Piping maple vanilla sweet potatoes into mini pumpkin

Use a pastry bag with a large star tip to pipe the filling into the now softened pumpkin shells.

To save my hands from “piping fatigue,” I cheat and use a spoon to scoop the filling into the pumpkin shells up to the rim, then I just pipe the filling on top.  Saves a bit of time also.

Bake the filled pumpkins at 350 degrees for another 20 minutes or so until the filling is heated through.

Maple vanilla sweet potatoes in mini pumpkins with pumpkin ornament

Earlier this week, we enjoyed some on Halloween.

The one in the middle actually has my twice baked potato filling with some of the cooked pumpkin scraped out, pureed, and mixed in. It was good.  In fact, initially I scraped some of the cooked pumpkin out of the shells, pureed it, and then mixed it in with the sweet potato filling.  It was good too, but really just created a lot of extra work.  I was trying not to waste the pumpkin, but it’s simpler to merely scoop some of the cooked pumpkin as you eat the filling.

Maple vanilla sweet potatoes in mini pumpkins with Jack-o lantern face

You can use a black food color pen to draw a Jack-o-lantern face after it’s cooked and cooled a bit.

I improvised and used a black sharpie pen (just make sure no one eats the skin).

Maple vanilla sweet potatoes in mini pumpkins with mums

I love the look of the piped filling.  They remind me of frosting on cupcakes!

I’ve made these quite a few times.  The many varieties of pumpkins and sweet potatoes produce varying shades of orange, but they are all vibrant and beautiful. So if you’ve been noticing the different colors of pumpkins and filling in the photos, that’s the reason why.

Maple vanilla sweet potatoes in mini pumpkin with pecans, and baked in glass cup

Don’t want to go through the trouble of doing the mini pumpkins? Just pipe or spoon the filling into greased custard cups and bake.

Chopped pecans add a nice little crunch to the top. Press a spoonful on before baking.

Pouring extra maple syrup on maple vanilla sweet potatoes

Half of my crew likes this with just a touch of sweetness as it is, and the others like it sweeter.

The solution?  Serve extra, warm maple syrup on the side! Now that looks like it could be dessert!

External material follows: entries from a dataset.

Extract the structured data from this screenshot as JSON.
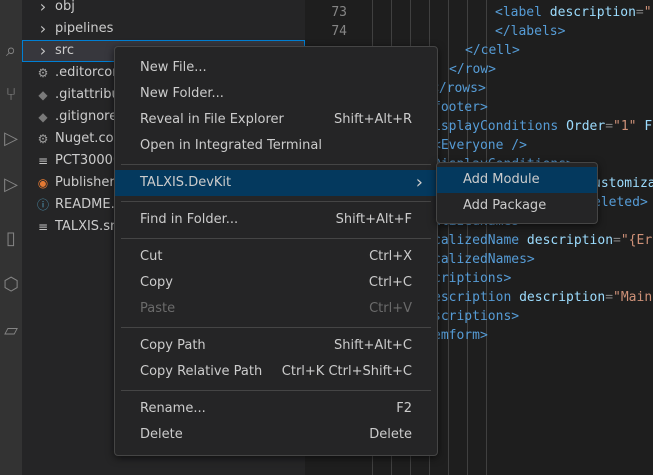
{
  "explorer": {
    "items": [
      {
        "name": "obj",
        "type": "folder",
        "icon": "chevron-right-icon"
      },
      {
        "name": "pipelines",
        "type": "folder",
        "icon": "chevron-right-icon"
      },
      {
        "name": "src",
        "type": "folder",
        "icon": "chevron-right-icon",
        "selected": true
      },
      {
        "name": ".editorconf",
        "type": "file",
        "icon": "gear-icon"
      },
      {
        "name": ".gitattribut",
        "type": "file",
        "icon": "git-icon"
      },
      {
        "name": ".gitignore",
        "type": "file",
        "icon": "git-icon"
      },
      {
        "name": "Nuget.con",
        "type": "file",
        "icon": "gear-icon"
      },
      {
        "name": "PCT30000.",
        "type": "file",
        "icon": "lines-icon"
      },
      {
        "name": "Publisher.x",
        "type": "file",
        "icon": "rss-icon"
      },
      {
        "name": "README.m",
        "type": "file",
        "icon": "info-icon"
      },
      {
        "name": "TALXIS.snk",
        "type": "file",
        "icon": "lines-icon"
      }
    ]
  },
  "editor": {
    "line_numbers": [
      "73",
      "74"
    ],
    "lines": [
      {
        "tag_open": "<label ",
        "attr": "description",
        "eq": "=",
        "str": "\"",
        "rest": ""
      },
      {
        "tag_open": "</labels>"
      },
      {
        "tag_open": "</cell>"
      },
      {
        "tag_open": "</row>"
      },
      {
        "tag_open": "</rows>"
      },
      {
        "tag_open": "footer>"
      },
      {
        "tag_open": "isplayConditions ",
        "attr": "Order",
        "eq": "=",
        "str": "\"1\"",
        "rest": " Fa"
      },
      {
        "tag_open": "<Everyone />"
      },
      {
        "tag_open": "DisplayConditions>"
      },
      {
        "tag_open": "",
        "attr": "ustomizable"
      },
      {
        "tag_open": "eleted>"
      },
      {
        "tag_open": "alizedNames>"
      },
      {
        "tag_open": "calizedName ",
        "attr": "description",
        "eq": "=",
        "str": "\"{Er"
      },
      {
        "tag_open": "calizedNames>"
      },
      {
        "tag_open": "criptions>"
      },
      {
        "tag_open": "escription ",
        "attr": "description",
        "eq": "=",
        "str": "\"Main"
      },
      {
        "tag_open": "scriptions>"
      },
      {
        "tag_open": "emform>"
      }
    ]
  },
  "context_menu": {
    "groups": [
      [
        {
          "label": "New File...",
          "shortcut": ""
        },
        {
          "label": "New Folder...",
          "shortcut": ""
        },
        {
          "label": "Reveal in File Explorer",
          "shortcut": "Shift+Alt+R"
        },
        {
          "label": "Open in Integrated Terminal",
          "shortcut": ""
        }
      ],
      [
        {
          "label": "TALXIS.DevKit",
          "shortcut": "",
          "submenu": true,
          "active": true
        }
      ],
      [
        {
          "label": "Find in Folder...",
          "shortcut": "Shift+Alt+F"
        }
      ],
      [
        {
          "label": "Cut",
          "shortcut": "Ctrl+X"
        },
        {
          "label": "Copy",
          "shortcut": "Ctrl+C"
        },
        {
          "label": "Paste",
          "shortcut": "Ctrl+V",
          "disabled": true
        }
      ],
      [
        {
          "label": "Copy Path",
          "shortcut": "Shift+Alt+C"
        },
        {
          "label": "Copy Relative Path",
          "shortcut": "Ctrl+K Ctrl+Shift+C"
        }
      ],
      [
        {
          "label": "Rename...",
          "shortcut": "F2"
        },
        {
          "label": "Delete",
          "shortcut": "Delete"
        }
      ]
    ]
  },
  "submenu": {
    "items": [
      {
        "label": "Add Module",
        "active": true
      },
      {
        "label": "Add Package"
      }
    ]
  },
  "colors": {
    "accent": "#007fd4",
    "menu_active": "#04395e",
    "tag": "#569cd6",
    "attribute": "#9cdcfe",
    "string": "#ce9178"
  }
}
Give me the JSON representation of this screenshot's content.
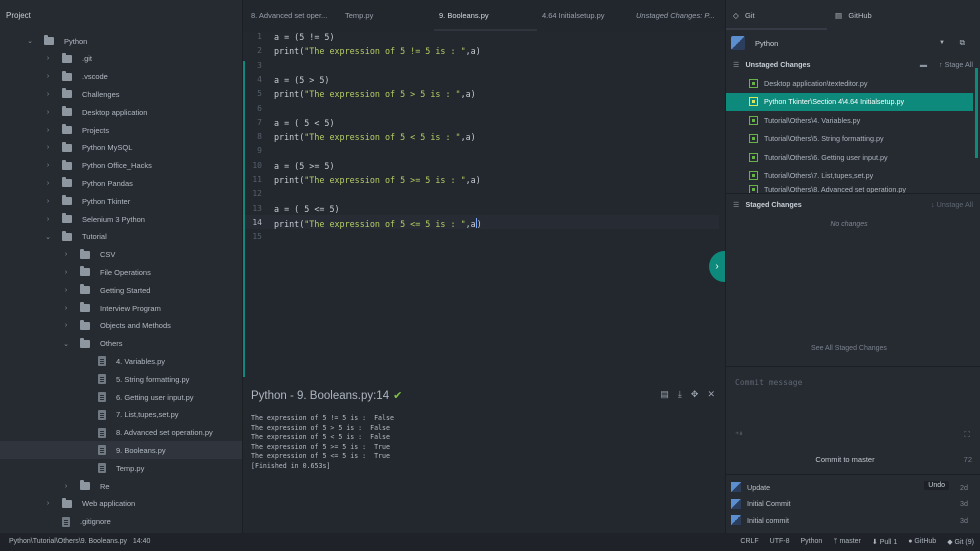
{
  "project": {
    "title": "Project",
    "items": [
      {
        "label": "Python",
        "type": "folder",
        "expanded": true
      },
      {
        "label": ".git",
        "type": "folder"
      },
      {
        "label": ".vscode",
        "type": "folder"
      },
      {
        "label": "Challenges",
        "type": "folder"
      },
      {
        "label": "Desktop application",
        "type": "folder"
      },
      {
        "label": "Projects",
        "type": "folder"
      },
      {
        "label": "Python MySQL",
        "type": "folder"
      },
      {
        "label": "Python Office_Hacks",
        "type": "folder"
      },
      {
        "label": "Python Pandas",
        "type": "folder"
      },
      {
        "label": "Python Tkinter",
        "type": "folder"
      },
      {
        "label": "Selenium 3 Python",
        "type": "folder"
      },
      {
        "label": "Tutorial",
        "type": "folder",
        "expanded": true
      },
      {
        "label": "CSV",
        "type": "folder"
      },
      {
        "label": "File Operations",
        "type": "folder"
      },
      {
        "label": "Getting Started",
        "type": "folder"
      },
      {
        "label": "Interview Program",
        "type": "folder"
      },
      {
        "label": "Objects and Methods",
        "type": "folder"
      },
      {
        "label": "Others",
        "type": "folder",
        "expanded": true
      },
      {
        "label": "4. Variables.py",
        "type": "file"
      },
      {
        "label": "5. String formatting.py",
        "type": "file"
      },
      {
        "label": "6. Getting user input.py",
        "type": "file"
      },
      {
        "label": "7. List,tupes,set.py",
        "type": "file"
      },
      {
        "label": "8. Advanced set operation.py",
        "type": "file"
      },
      {
        "label": "9. Booleans.py",
        "type": "file",
        "selected": true
      },
      {
        "label": "Temp.py",
        "type": "file"
      },
      {
        "label": "Re",
        "type": "folder"
      },
      {
        "label": "Web application",
        "type": "folder"
      },
      {
        "label": ".gitignore",
        "type": "file"
      }
    ]
  },
  "tabs": [
    {
      "label": "8. Advanced set oper..."
    },
    {
      "label": "Temp.py"
    },
    {
      "label": "9. Booleans.py",
      "active": true
    },
    {
      "label": "4.64 Initialsetup.py"
    },
    {
      "label": "Unstaged Changes: P..."
    }
  ],
  "editor": {
    "line_numbers": [
      "1",
      "2",
      "3",
      "4",
      "5",
      "6",
      "7",
      "8",
      "9",
      "10",
      "11",
      "12",
      "13",
      "14",
      "15"
    ],
    "current_line": "14",
    "lines": [
      [
        "a = (5 != 5)",
        ""
      ],
      [
        "print(",
        "\"The expression of 5 != 5 is : \"",
        ",a)"
      ],
      [
        "",
        ""
      ],
      [
        "a = (5 > 5)",
        ""
      ],
      [
        "print(",
        "\"The expression of 5 > 5 is : \"",
        ",a)"
      ],
      [
        "",
        ""
      ],
      [
        "a = ( 5 < 5)",
        ""
      ],
      [
        "print(",
        "\"The expression of 5 < 5 is : \"",
        ",a)"
      ],
      [
        "",
        ""
      ],
      [
        "a = (5 >= 5)",
        ""
      ],
      [
        "print(",
        "\"The expression of 5 >= 5 is : \"",
        ",a)"
      ],
      [
        "",
        ""
      ],
      [
        "a = ( 5 <= 5)",
        ""
      ],
      [
        "print(",
        "\"The expression of 5 <= 5 is : \"",
        ",a)"
      ],
      [
        "",
        ""
      ]
    ]
  },
  "output": {
    "title": "Python - 9. Booleans.py:14",
    "lines": "The expression of 5 != 5 is :  False\nThe expression of 5 > 5 is :  False\nThe expression of 5 < 5 is :  False\nThe expression of 5 >= 5 is :  True\nThe expression of 5 <= 5 is :  True\n[Finished in 0.653s]"
  },
  "git": {
    "tab_git": "Git",
    "tab_github": "GitHub",
    "repo": "Python",
    "unstaged_title": "Unstaged Changes",
    "stage_all": "Stage All",
    "unstaged": [
      "Desktop application\\texteditor.py",
      "Python Tkinter\\Section 4\\4.64 Initialsetup.py",
      "Tutorial\\Others\\4. Variables.py",
      "Tutorial\\Others\\5. String formatting.py",
      "Tutorial\\Others\\6. Getting user input.py",
      "Tutorial\\Others\\7. List,tupes,set.py",
      "Tutorial\\Others\\8. Advanced set operation.py"
    ],
    "staged_title": "Staged Changes",
    "unstage_all": "Unstage All",
    "no_changes": "No changes",
    "see_all_staged": "See All Staged Changes",
    "commit_placeholder": "Commit message",
    "commit_button": "Commit to master",
    "commit_count": "72",
    "recent": [
      {
        "message": "Update",
        "time": "2d",
        "undo": "Undo"
      },
      {
        "message": "Initial Commit",
        "time": "3d"
      },
      {
        "message": "Initial commit",
        "time": "3d"
      }
    ]
  },
  "status": {
    "path": "Python\\Tutorial\\Others\\9. Booleans.py",
    "cursor": "14:40",
    "line_ending": "CRLF",
    "encoding": "UTF-8",
    "grammar": "Python",
    "branch": "master",
    "pull": "Pull 1",
    "github": "GitHub",
    "git": "Git (9)"
  },
  "colors": {
    "accent": "#0e8a7d",
    "string": "#b4cf65",
    "check": "#7fc142"
  }
}
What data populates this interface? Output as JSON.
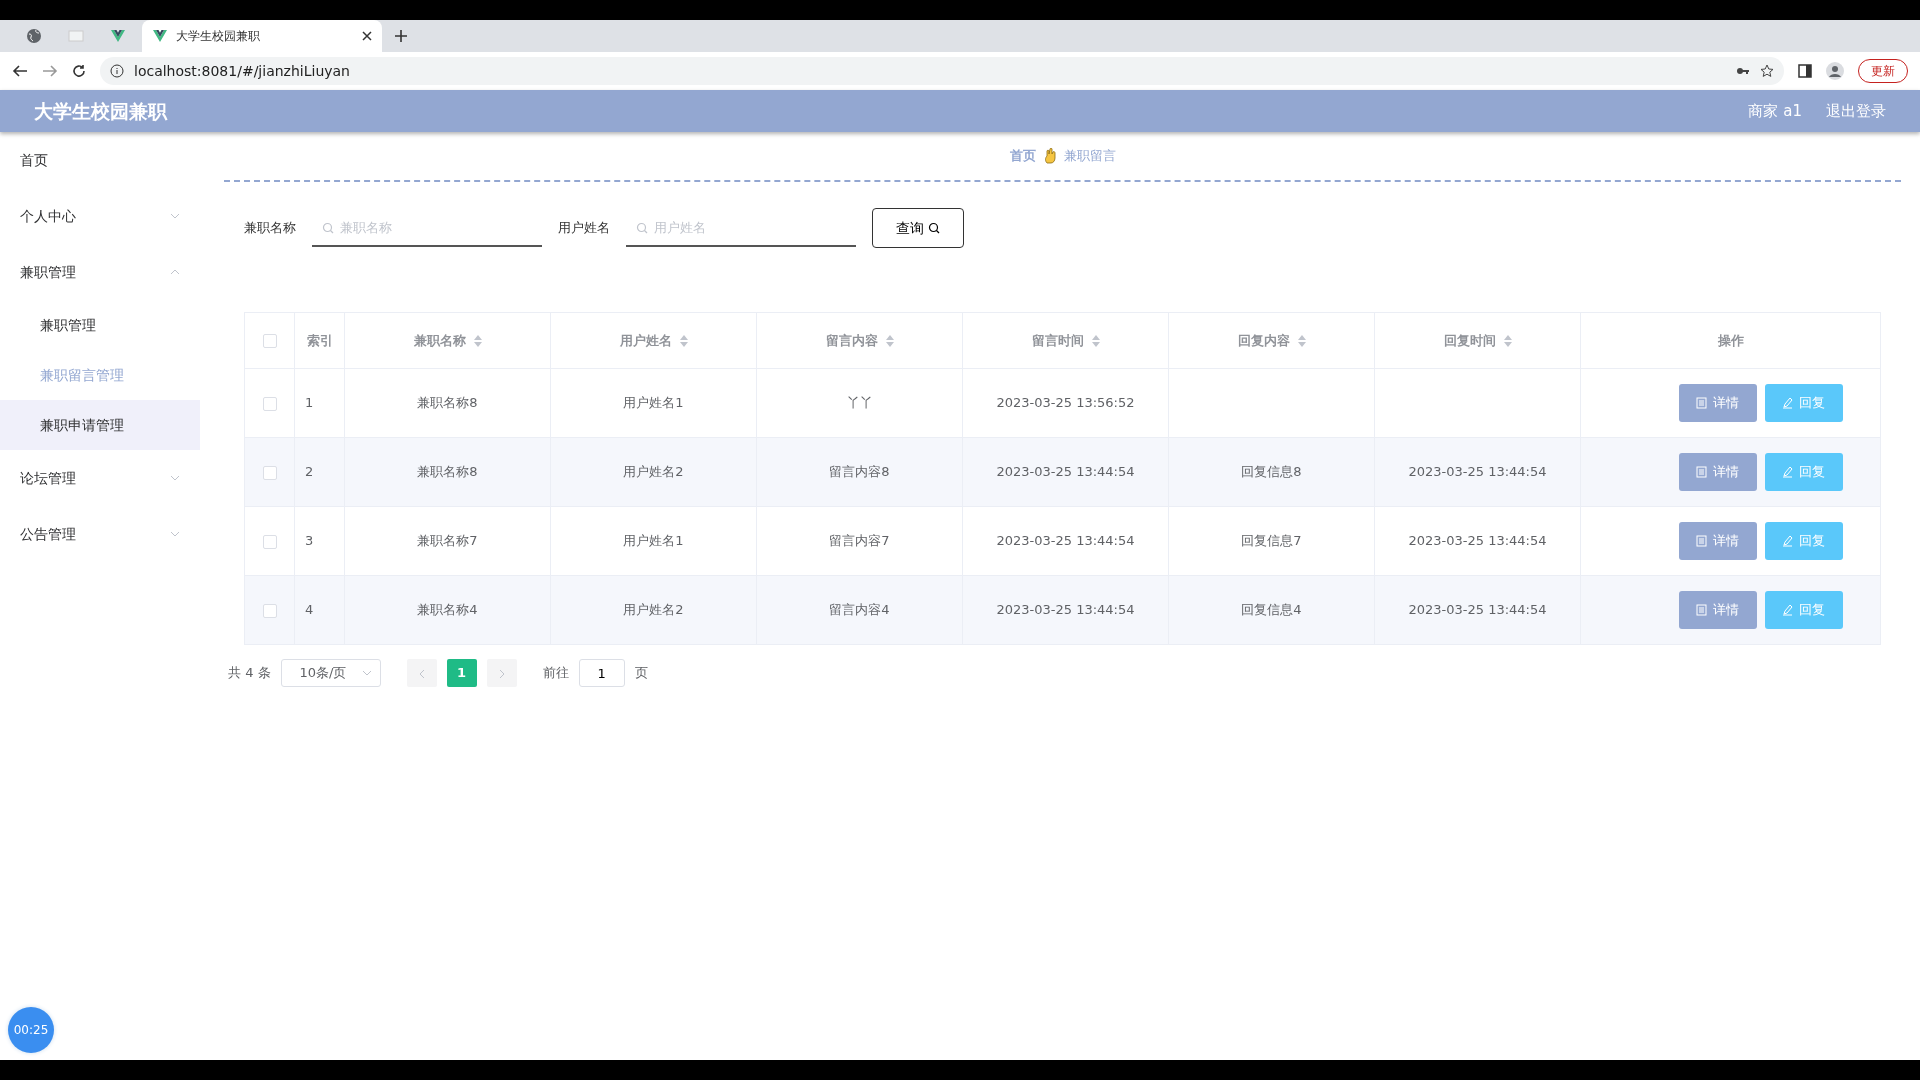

Maple Vanilla Sweet Potatoes in Mini Pumpkins
Prep time
Cook time
Total time
Swirls of maple sweetened whipped sweet potatoes in baked mini pumpkins
Recipe type: Side
Serves: 6
  • 6 mini pumpkins
  • Filling:
  • 2 lbs. sweet potatoes
  • 2 T. butter
  • 4 oz. reduced fat cream cheese
  • 2 eggs
  • 4 tsp. pure maple syrup
  • 1 tsp. vanilla
  • 2 T. finely chopped pecans (optional)
  • Warm pure maple syrup (optional)
  1. Cut the tops of the pumpkins off, one quarter to one third of the way down. Use a teaspoon to remove the seeds and fiber, and to widen the opening. Leave ⅜"-1/2" of flesh around the edges. Rinse out and place on baking sheet. Bake at 350 degrees for 20-25 minutes, until pumpkins are just starting to soften. Remove from oven.
  2. Peel sweet potatoes. Cut into 1-1/2" chunks. Cover with water in a pot and boil until tender. Drain well. Mash well with butter, until extremely smooth.
  3. In a standing mixer, mix together cream cheese, eggs, maple syrup and vanilla on medium until blended. Increase speed to high for 1 minute. Turn off mixer and add mashed sweet potatoes. Mix on medium for 30 seconds, no more or mixture may be heavy and gummy later. The filling will look lighter in color, and fluffier.
  4. Put some filling in a pastry bag that has a large star tip inserted. Pipe filling into pumpkin shells. Repeat with the remaining filling and pumpkin shells. Sprinkle and lightly press in 1 tsp. chopped pecans onto the top of each pumpkin if desired.
  5. Bake at 350 degrees for approximately 20 minutes, until filling is heated through. Serve with warm maple syrup on the side if desired.